NRL | Once a Knight Old Boys hope to see more recently retired players at Saturday's annual reunion.

FOR 20 years it has been an annual highlight on the Newcastle Knights’ calendar.

FLASHBACK: Shaun Kenny-Dowall runs out through the Old Boys' guard of honour before last year's clash with Cronulla. Picture: Jonathan Carroll

FLASHBACK: Shaun Kenny-Dowall runs out through the Old Boys' guard of honour before last year's clash with Cronulla. Picture: Jonathan Carroll

Ask any fan, player, or former player what the last home game of any season means and they will unanimously reply: “Old Boys’ Day”. An occasion when the greats of the club are remembered for their heroic feats of bygone years, before forming a symbolic guard of honour to welcome their modern-day counterparts onto the pitch.

Launched initially in 1998 as a one-off, 10-year celebration of the club’s foundation crusade, Old Boys’ Day has not only survived the test of time in Newcastle, but the concept has been embraced by most other clubs in the NRL and even at grassroots level.

On Saturday, when Newcastle host St George Illawarra in their season finale at McDonald Jones Stadium, more than 120 former players are expected to attend the traditional get-together.

The highlight will be a pre-game tribute to the Knights’ eight Hall of Fame members: Andrew Johns, Paul Harragon, Matt Gidley, Michael Hagan, Mark Sargent, Tony Butterfield, Danny Buderus and the late Allan McMahon, who will be represented by his wife Glenice.

Once a Knights Old Boys chairman Steve Crowe, who was elected to a new-look committee 12 months ago along with Kurt Gidley, Bill Peden, Mark Hughes, Tim Maddison, Jarrod O'Doherty, Jason Allen, John Lehman and Tony Townsend, said there had been a concerted push to re-connect with former players of more recent times.

“One of the things about Old Boys’ Day is that it has always been well attended by players and staff from the foundation years,” Crowe said. “A lot of those blokes still live in the area and feel a real attachment to the club. They helped build it and take great pride in that.

“Then there were the players who were involved in the successful period that produced the two premierships, in 1997 and 2001.

“We see a lot of them on Old Boys’ Day, but probably the ones we’d like to see more of are the players over the last decade or so.

“That’s why it’s great to have someone like Kurt Gidley involved, because he played with most of them.

“Hopefully we’ll see a few younger Old Boys there on Saturday.

“And if there is anyone we haven’t been able to get in touch with, for whatever reason, they’re all welcome to turn up on the day.”

The Knights will be hoping to restore their once-formidable record on Old Boys’ Day when they tackle the finals-bound Dragons.

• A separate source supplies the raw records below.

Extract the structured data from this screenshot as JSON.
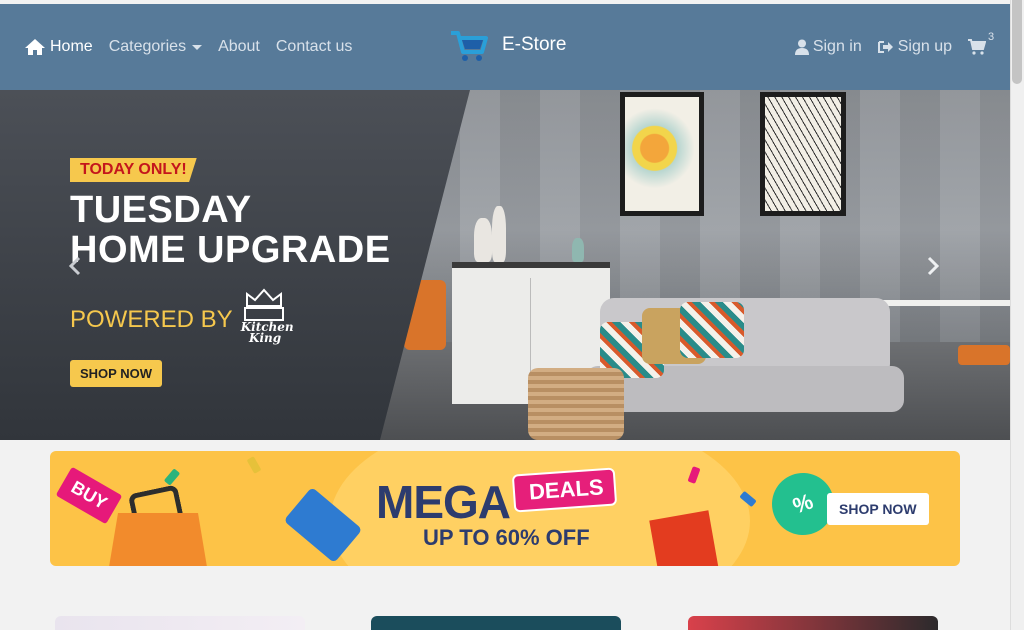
{
  "nav": {
    "home": "Home",
    "categories": "Categories",
    "about": "About",
    "contact": "Contact us",
    "brand": "E-Store",
    "sign_in": "Sign in",
    "sign_up": "Sign up",
    "cart_count": "3"
  },
  "hero": {
    "badge": "TODAY ONLY!",
    "headline_line1": "TUESDAY",
    "headline_line2": "HOME UPGRADE",
    "powered_by": "POWERED BY",
    "brand_logo_text": "Kitchen King",
    "cta": "SHOP NOW"
  },
  "promo": {
    "buy": "BUY",
    "mega": "MEGA",
    "deals": "DEALS",
    "subtitle": "UP TO 60% OFF",
    "cta": "SHOP NOW",
    "percent_badge": "%"
  },
  "colors": {
    "navbar": "#577a99",
    "accent_yellow": "#f6c84d",
    "promo_bg": "#fdc347",
    "deals_pink": "#e61f7a",
    "brand_blue": "#2d3c6e"
  },
  "icons": [
    "home-icon",
    "cart-logo-icon",
    "user-icon",
    "sign-up-icon",
    "cart-icon",
    "chevron-left-icon",
    "chevron-right-icon"
  ]
}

Their win-loss ratio, starting with a 34-20 comeback against the now-defunct Adelaide Rams in 1998, stands at 14 successes from 20 games – but their past three Old Boys’ Days have all ended in defeat.

Overall, including the inaugural 1988 campaign, Newcastle have won their last home game of the season 21 times from 30 attempts.